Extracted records
_ _ _ _ _

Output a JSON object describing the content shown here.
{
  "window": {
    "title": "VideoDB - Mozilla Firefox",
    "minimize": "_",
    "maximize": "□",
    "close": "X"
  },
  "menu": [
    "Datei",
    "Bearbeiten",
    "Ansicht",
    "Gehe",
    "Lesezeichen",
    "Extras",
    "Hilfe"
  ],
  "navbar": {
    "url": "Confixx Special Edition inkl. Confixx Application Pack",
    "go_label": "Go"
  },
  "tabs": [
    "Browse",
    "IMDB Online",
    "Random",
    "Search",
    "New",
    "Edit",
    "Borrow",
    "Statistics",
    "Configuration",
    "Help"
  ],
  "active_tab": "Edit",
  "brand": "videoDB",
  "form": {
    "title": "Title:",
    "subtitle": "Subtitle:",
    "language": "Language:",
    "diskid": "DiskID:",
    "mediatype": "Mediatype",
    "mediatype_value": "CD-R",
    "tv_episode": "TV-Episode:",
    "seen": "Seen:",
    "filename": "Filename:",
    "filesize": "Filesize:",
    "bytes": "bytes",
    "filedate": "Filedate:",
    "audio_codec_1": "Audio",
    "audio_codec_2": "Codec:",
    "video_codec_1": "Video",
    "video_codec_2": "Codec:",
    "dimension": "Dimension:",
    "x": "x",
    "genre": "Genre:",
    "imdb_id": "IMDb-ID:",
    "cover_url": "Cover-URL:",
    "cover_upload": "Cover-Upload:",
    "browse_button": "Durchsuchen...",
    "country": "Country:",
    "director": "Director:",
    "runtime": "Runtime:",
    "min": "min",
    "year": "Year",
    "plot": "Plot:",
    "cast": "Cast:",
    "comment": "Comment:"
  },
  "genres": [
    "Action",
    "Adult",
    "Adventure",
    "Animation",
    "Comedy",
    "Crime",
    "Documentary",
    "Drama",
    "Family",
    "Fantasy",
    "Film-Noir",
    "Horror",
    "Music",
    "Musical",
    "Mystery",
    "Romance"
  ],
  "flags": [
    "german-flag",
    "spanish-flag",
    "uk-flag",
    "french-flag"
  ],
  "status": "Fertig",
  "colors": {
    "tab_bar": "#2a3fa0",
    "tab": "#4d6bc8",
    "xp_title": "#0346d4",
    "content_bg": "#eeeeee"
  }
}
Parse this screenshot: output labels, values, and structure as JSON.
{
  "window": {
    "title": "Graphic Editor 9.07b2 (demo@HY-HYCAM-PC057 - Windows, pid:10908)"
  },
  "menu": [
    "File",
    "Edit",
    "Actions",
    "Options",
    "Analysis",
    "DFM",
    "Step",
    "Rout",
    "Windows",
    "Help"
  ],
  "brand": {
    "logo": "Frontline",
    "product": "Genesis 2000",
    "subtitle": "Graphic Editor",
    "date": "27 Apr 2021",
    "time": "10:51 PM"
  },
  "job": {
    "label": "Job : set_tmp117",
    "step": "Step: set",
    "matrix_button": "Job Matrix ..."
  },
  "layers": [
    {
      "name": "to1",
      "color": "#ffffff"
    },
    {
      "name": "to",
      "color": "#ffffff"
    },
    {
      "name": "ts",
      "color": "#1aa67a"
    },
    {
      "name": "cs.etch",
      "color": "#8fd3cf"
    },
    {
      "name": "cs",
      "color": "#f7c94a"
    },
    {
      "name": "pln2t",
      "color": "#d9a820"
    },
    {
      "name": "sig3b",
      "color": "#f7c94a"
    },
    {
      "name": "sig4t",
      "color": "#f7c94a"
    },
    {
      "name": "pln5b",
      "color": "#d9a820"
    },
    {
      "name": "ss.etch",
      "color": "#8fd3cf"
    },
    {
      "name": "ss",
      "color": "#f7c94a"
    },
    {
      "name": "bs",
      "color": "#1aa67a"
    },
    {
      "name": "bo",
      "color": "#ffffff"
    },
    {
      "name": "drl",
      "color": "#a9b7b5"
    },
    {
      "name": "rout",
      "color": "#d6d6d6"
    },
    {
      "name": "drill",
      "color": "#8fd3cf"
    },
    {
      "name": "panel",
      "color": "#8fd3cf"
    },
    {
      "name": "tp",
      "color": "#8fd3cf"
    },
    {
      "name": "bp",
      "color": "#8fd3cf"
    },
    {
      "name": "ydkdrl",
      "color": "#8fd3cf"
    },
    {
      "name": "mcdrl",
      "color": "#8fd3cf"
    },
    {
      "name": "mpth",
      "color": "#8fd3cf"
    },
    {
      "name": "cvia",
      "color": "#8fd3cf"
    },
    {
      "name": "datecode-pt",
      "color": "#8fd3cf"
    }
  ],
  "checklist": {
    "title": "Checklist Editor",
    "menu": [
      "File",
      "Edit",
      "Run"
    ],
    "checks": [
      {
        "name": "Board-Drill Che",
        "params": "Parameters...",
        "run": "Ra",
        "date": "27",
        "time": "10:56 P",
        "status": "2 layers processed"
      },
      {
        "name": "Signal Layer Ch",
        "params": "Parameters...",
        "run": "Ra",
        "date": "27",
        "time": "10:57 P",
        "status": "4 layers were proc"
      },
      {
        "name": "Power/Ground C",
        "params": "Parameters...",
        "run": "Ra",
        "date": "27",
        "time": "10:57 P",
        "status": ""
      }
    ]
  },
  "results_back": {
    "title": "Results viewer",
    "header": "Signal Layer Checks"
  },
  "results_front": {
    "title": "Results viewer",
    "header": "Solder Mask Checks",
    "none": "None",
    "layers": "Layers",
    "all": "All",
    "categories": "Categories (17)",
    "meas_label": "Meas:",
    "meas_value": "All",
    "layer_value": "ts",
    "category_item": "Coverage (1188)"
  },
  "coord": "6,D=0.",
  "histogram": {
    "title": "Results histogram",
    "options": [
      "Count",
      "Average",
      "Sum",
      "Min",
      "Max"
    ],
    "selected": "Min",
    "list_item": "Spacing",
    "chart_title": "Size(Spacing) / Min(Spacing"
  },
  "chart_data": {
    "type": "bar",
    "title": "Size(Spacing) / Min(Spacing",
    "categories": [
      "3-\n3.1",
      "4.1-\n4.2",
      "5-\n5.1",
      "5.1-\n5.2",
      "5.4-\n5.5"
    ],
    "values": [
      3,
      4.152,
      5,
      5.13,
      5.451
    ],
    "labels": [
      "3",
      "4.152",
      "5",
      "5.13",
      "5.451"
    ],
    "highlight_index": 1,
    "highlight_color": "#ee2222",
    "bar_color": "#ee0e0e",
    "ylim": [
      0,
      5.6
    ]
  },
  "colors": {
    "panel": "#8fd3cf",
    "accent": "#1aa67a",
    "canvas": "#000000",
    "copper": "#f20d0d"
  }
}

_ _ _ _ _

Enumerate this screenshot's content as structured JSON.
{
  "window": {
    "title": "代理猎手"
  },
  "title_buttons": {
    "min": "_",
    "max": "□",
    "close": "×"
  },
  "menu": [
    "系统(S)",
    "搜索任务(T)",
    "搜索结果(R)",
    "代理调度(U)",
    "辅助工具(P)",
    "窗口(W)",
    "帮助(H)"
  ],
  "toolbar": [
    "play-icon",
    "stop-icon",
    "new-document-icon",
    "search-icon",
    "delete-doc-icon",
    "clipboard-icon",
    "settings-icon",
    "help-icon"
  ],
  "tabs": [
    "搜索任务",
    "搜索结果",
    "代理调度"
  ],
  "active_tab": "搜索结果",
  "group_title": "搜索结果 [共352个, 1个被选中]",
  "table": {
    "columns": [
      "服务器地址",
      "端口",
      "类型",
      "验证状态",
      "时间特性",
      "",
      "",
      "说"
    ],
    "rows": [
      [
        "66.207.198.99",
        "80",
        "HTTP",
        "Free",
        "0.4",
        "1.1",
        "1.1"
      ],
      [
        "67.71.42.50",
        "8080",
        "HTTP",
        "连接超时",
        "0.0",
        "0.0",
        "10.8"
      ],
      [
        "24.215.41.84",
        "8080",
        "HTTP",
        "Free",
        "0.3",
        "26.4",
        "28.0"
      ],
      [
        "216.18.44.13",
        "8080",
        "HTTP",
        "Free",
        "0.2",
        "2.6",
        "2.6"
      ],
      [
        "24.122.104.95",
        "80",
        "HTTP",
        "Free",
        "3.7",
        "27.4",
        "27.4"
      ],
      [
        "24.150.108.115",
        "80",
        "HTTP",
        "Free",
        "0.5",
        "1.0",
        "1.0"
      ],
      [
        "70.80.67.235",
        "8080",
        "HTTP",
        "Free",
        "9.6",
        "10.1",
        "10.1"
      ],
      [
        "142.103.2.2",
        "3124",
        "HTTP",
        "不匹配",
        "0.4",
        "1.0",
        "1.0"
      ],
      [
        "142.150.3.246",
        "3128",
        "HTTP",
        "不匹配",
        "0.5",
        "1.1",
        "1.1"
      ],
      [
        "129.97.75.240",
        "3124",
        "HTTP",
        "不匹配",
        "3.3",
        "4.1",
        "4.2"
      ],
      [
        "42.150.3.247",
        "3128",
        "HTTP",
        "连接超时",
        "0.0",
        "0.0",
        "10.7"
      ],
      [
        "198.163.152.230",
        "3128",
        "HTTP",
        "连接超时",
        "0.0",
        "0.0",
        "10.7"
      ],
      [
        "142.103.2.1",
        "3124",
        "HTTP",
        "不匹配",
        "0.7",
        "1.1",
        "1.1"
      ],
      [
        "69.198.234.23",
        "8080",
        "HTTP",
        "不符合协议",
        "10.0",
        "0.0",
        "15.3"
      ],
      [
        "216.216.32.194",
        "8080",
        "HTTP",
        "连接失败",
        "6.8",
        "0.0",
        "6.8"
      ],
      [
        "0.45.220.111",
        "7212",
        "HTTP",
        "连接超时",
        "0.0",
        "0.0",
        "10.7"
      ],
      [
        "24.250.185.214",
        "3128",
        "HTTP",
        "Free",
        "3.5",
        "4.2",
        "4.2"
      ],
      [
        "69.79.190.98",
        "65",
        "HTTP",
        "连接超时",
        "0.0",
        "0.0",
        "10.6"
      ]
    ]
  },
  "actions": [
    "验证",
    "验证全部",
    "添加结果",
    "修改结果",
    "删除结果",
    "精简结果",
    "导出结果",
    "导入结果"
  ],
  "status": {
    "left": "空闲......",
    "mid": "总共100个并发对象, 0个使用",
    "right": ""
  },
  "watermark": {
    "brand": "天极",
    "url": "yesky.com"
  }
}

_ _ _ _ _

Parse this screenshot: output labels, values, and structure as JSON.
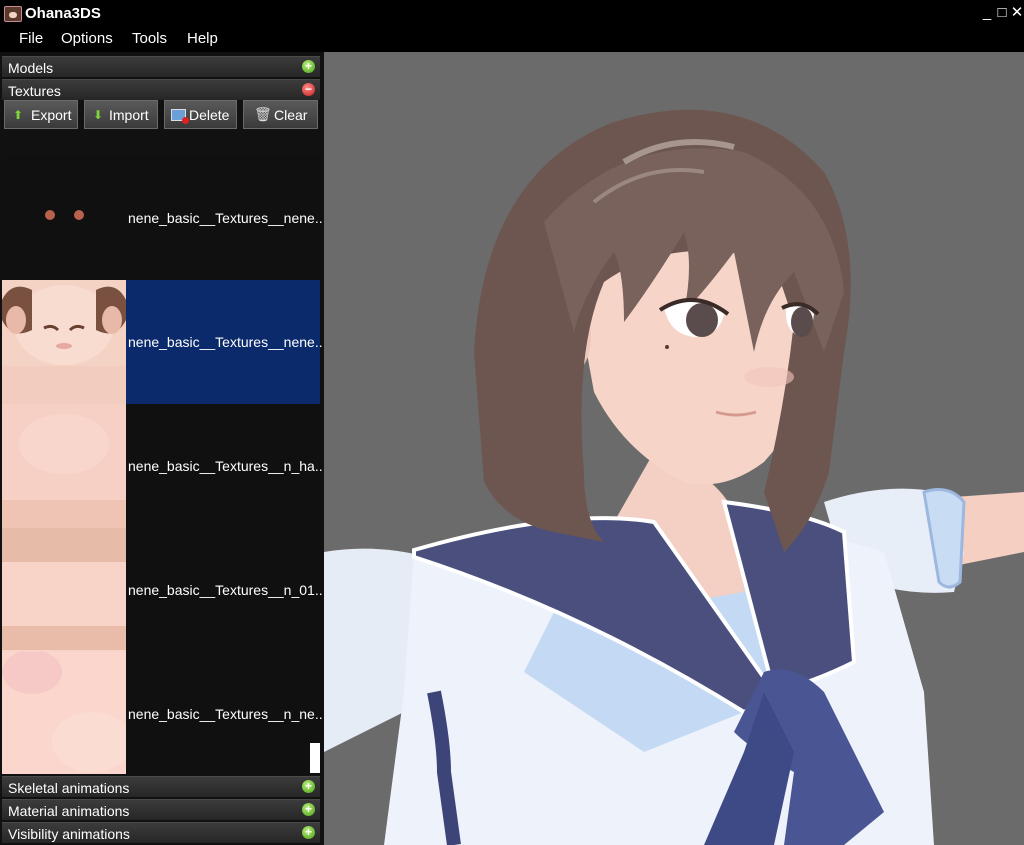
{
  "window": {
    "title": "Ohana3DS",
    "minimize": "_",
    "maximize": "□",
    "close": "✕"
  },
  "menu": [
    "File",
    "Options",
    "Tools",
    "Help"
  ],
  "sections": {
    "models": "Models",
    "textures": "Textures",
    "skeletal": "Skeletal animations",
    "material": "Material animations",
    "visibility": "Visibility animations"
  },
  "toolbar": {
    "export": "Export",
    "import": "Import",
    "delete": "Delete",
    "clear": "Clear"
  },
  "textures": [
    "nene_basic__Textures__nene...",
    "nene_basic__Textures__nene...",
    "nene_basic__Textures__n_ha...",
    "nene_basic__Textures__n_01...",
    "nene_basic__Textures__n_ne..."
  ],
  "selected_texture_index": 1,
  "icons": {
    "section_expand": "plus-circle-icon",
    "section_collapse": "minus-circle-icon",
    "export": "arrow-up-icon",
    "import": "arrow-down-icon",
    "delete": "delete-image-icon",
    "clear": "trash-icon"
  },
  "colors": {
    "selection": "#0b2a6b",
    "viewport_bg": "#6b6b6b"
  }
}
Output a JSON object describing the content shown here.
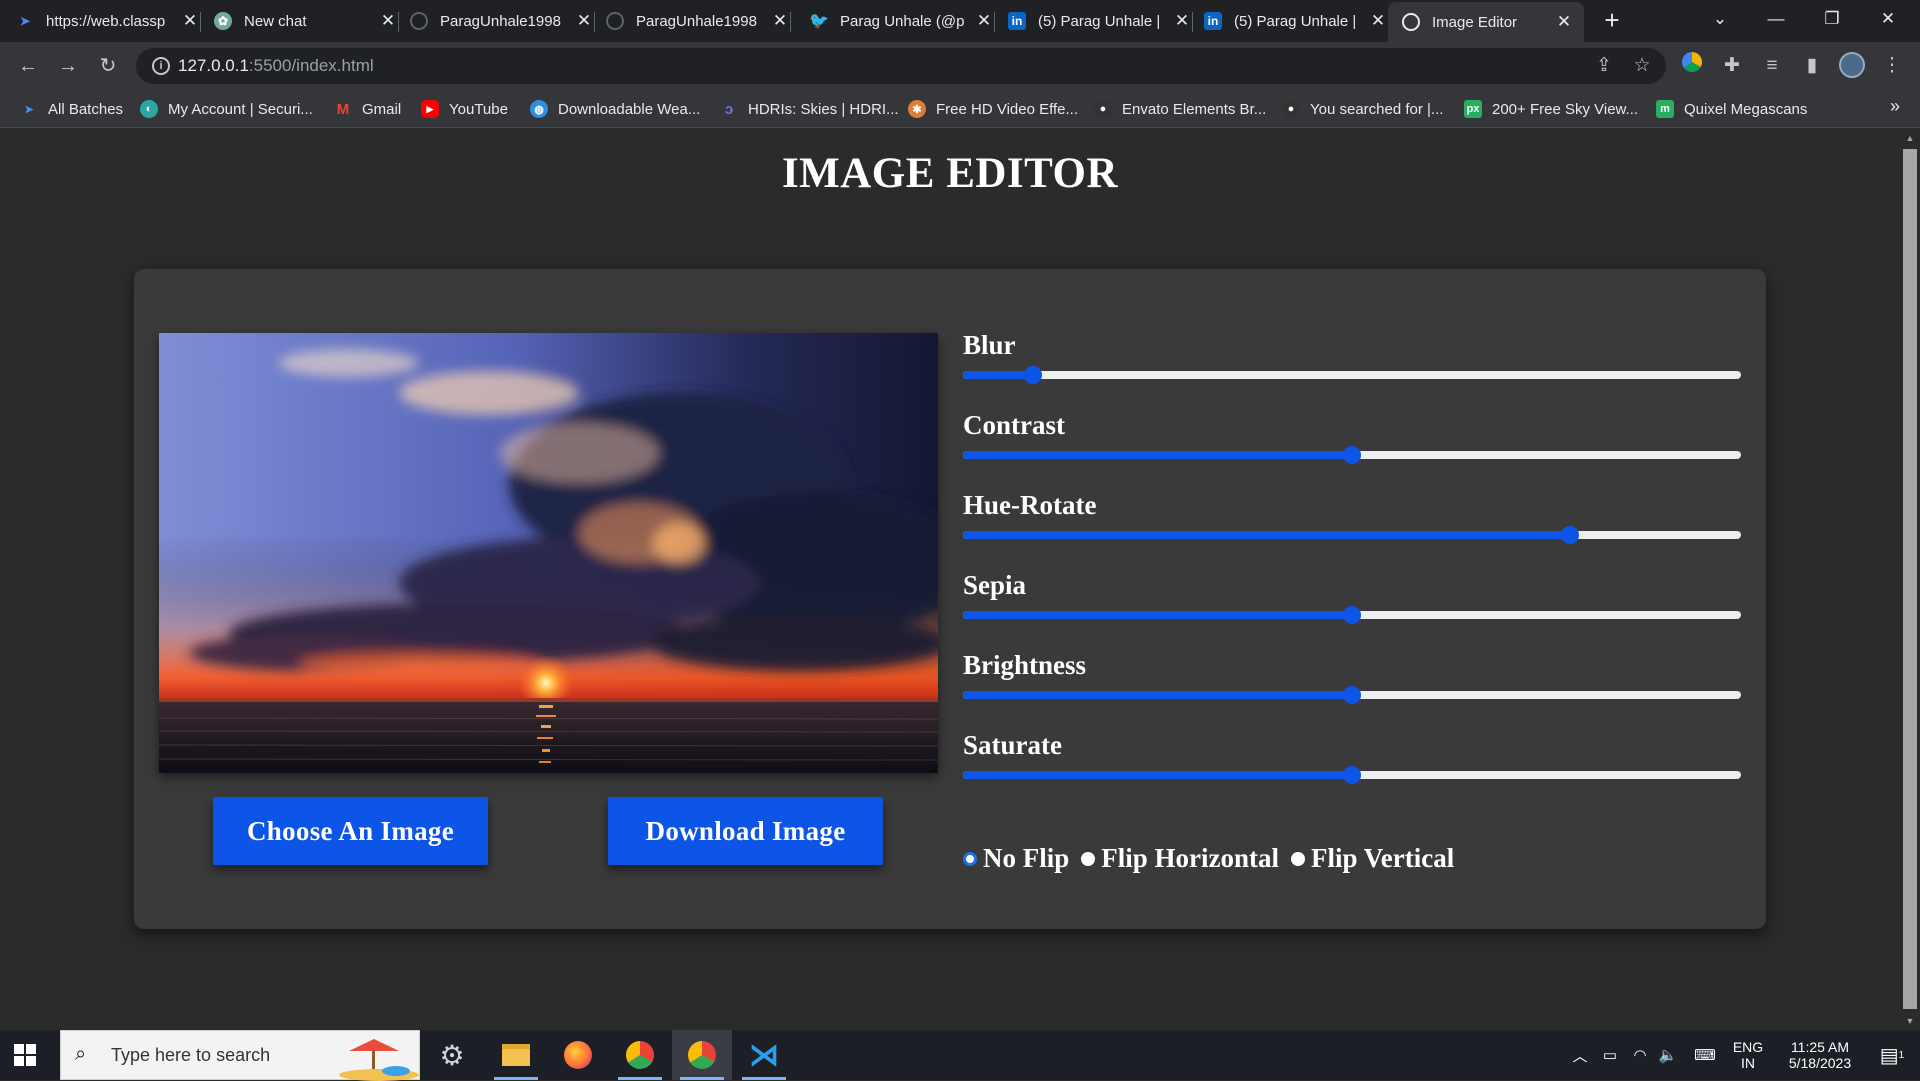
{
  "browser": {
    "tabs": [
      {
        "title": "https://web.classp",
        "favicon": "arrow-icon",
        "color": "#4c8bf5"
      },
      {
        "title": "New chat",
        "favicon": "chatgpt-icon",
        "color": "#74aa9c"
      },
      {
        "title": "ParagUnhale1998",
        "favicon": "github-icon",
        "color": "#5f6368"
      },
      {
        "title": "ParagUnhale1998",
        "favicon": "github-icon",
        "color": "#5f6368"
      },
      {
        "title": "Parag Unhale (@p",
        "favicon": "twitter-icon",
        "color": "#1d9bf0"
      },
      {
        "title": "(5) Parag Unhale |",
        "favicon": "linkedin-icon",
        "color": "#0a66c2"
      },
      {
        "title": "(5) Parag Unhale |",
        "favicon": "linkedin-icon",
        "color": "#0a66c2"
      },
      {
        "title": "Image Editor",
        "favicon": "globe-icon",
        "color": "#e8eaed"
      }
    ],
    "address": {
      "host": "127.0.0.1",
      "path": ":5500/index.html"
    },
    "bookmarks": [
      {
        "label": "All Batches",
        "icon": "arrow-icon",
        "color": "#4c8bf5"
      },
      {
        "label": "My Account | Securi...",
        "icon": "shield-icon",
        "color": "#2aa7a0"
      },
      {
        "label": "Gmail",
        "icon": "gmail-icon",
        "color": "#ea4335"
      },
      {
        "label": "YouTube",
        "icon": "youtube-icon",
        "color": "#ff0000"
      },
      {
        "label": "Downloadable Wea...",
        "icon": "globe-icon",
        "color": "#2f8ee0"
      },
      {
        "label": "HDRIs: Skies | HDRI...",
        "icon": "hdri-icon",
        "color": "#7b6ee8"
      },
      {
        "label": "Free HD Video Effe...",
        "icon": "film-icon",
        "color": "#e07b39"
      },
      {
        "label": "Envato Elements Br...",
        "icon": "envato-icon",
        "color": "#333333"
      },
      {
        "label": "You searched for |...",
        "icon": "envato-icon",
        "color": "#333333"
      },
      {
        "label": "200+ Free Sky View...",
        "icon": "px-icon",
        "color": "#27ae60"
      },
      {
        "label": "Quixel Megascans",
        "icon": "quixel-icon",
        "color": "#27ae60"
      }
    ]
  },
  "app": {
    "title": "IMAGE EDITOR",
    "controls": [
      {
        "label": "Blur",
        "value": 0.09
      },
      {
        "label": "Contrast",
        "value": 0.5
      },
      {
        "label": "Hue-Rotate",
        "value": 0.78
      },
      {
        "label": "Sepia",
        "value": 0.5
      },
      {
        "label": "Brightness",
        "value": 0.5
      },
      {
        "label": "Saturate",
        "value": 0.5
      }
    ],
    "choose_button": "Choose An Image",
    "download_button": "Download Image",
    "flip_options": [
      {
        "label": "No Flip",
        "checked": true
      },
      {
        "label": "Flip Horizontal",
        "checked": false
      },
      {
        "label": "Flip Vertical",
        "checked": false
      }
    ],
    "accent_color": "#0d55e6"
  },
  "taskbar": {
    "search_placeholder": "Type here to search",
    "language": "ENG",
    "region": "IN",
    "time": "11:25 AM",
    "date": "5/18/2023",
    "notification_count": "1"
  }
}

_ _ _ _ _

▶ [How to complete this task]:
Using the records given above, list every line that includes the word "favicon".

▶ [Solution to this exercise]:
        "favicon": "arrow-icon",
        "favicon": "chatgpt-icon",
        "favicon": "github-icon",
        "favicon": "github-icon",
        "favicon": "twitter-icon",
        "favicon": "linkedin-icon",
        "favicon": "linkedin-icon",
        "favicon": "globe-icon",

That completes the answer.